Fancy a spot of shopping? At the route’s northernmost point is the House of Bruar, Scotland’s leading country clothing specialist. Browse the merino and cashmere knitwear and don’t miss the food hall, which sells wonderful hampers stocked with the likes of smoked salmon and venison, Strathdon blue cheese and wild boar pâté. 

It’s also worth making time for Blair Castle. Tours of this whitewashed and turreted ancient stronghold take in the Scottish baronial architecture and tell the story of the Atholl family over seven centuries. Highlights include the wood-panelled entrance hall and timber-roofed ballroom, while the surrounding parkland is ripe for a stroll, spotting Highland cattle, red squirrels and peacocks along the way.

Loch Tummel as viewed from Queen’s View in Tayside. Credit: Nagelestock.com/Alamy

Your next stop is south at the Queen’s View on Loch Tummel, one of Scotland’s finest viewpoints. You’ll gaze out along the water towards Schiehallion, a beautifully conical mountain popular with hikers, and can take a short walk through the unspoiled woodland.

Save some energy though for the circular one-and-a-half-mile walk on the outskirts of nearby Aberfeldy to see the Birks of Aberfeldy. Immortalised in Robert Burns’ 1787 poem, the birks (from the Scots for birch trees) lead out to the Falls of Moness, a ribbon of raging white water that thunders down the Moness gorge and is at its best in the cool, rainy days of autumn.

From here it’s a short drive on to Loch Tay, a magnificent 15-mile stretch of dark water that is one of the deepest lochs in Scotland. Visit the Scottish Crannog Centre at Kenmore and you’ll walk out over the water to an authentic recreation of an Iron Age loch dwelling.
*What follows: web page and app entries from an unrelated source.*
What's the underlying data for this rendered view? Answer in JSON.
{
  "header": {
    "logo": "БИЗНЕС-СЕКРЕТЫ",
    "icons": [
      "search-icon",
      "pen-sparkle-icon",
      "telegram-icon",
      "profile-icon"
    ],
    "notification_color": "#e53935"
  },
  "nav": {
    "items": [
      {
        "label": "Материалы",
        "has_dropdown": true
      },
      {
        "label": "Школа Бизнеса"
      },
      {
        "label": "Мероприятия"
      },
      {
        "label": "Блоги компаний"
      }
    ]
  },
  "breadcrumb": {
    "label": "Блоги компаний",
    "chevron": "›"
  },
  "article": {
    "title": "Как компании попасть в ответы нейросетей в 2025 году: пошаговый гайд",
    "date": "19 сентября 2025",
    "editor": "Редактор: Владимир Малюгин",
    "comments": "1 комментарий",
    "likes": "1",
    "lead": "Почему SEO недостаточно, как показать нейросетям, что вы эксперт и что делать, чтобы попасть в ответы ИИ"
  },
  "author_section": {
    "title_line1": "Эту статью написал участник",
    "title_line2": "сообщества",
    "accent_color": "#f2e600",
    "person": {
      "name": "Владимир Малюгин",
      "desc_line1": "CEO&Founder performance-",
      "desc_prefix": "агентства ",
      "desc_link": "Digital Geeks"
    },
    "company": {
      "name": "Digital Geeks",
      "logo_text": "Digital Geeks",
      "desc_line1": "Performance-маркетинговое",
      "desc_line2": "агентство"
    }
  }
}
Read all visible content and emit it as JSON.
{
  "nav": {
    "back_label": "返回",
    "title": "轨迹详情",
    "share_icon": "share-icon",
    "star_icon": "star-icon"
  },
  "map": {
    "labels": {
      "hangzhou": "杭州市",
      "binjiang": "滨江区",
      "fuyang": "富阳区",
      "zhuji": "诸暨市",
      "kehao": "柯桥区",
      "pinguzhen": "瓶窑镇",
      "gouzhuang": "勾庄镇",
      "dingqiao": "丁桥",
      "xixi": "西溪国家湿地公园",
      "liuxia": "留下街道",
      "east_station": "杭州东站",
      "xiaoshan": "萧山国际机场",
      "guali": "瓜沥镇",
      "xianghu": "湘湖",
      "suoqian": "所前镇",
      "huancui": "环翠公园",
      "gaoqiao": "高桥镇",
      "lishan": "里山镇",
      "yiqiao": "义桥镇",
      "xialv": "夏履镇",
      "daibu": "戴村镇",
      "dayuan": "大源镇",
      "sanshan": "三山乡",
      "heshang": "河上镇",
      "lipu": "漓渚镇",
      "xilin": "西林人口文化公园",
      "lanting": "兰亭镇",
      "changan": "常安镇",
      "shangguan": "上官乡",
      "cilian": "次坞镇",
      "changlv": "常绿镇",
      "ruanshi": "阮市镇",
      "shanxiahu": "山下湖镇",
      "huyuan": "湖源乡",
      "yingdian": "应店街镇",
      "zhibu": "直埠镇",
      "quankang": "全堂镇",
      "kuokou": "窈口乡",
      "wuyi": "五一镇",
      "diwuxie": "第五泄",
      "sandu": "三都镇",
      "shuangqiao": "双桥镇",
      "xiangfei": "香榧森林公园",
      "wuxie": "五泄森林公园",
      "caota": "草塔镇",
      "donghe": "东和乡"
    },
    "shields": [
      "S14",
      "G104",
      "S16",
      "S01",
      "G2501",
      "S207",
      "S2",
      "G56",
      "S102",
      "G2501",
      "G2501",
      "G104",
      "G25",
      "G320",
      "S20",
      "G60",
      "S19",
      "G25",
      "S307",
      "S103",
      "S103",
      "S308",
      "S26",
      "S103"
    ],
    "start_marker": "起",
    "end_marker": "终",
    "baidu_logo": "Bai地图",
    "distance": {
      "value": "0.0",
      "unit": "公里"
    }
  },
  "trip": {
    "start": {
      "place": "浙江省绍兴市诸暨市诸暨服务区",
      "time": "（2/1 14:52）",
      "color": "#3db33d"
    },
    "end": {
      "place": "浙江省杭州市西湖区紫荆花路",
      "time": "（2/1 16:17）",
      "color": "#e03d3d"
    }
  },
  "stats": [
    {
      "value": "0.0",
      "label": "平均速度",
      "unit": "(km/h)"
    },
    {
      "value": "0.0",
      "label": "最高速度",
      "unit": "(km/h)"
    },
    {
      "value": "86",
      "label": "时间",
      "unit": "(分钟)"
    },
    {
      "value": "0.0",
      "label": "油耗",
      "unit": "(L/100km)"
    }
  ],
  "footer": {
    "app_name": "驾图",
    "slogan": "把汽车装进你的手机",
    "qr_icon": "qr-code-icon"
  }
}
Enthusiastic guides lead tours of the crannog, a roundhouse made from timber, before demonstrating ancient crafts and primitive fire making.

The westernmost section of the Heart 200 runs through Loch Lomond and the Trossachs National Park, a glorious area of sleepy wooded glens and rumpled hills. The highlight of a visit is a boat trip out from Trossachs Pier on the 120-year-old Sir Walter Scott steamship. Currently being refurbished, it will be sailing again in 2022; in the meantime its sister ship the Lady of the Lake cruises the waters of Loch Katrine, a freshwater loch so beautiful it prompted Scott to write his poem Lady of the Lake in 1810, and is also said to have inspired both Samuel Coleridge and William Wordsworth.

En route back towards Stirling call in to Argaty Red Kites. Afternoon is the best time to visit, when the rangers feed the birds, bringing hundreds of them down to a low enough level for up-close sightings and photography. You’ll also hear the story of how these magnificent birds were brought back from the brink of extinction in one of the UK’s most successful ever conservation efforts.

Your trip started with an imposing castle and it ends with one too. Doune Castle in the eponymous village has a fantastically well-preserved gatehouse which dates back to the 14th century and has been seen on screen in both Monty Python and the Holy Grail and Outlander – which makes for a unique audio tour you won’t forget in a hurry.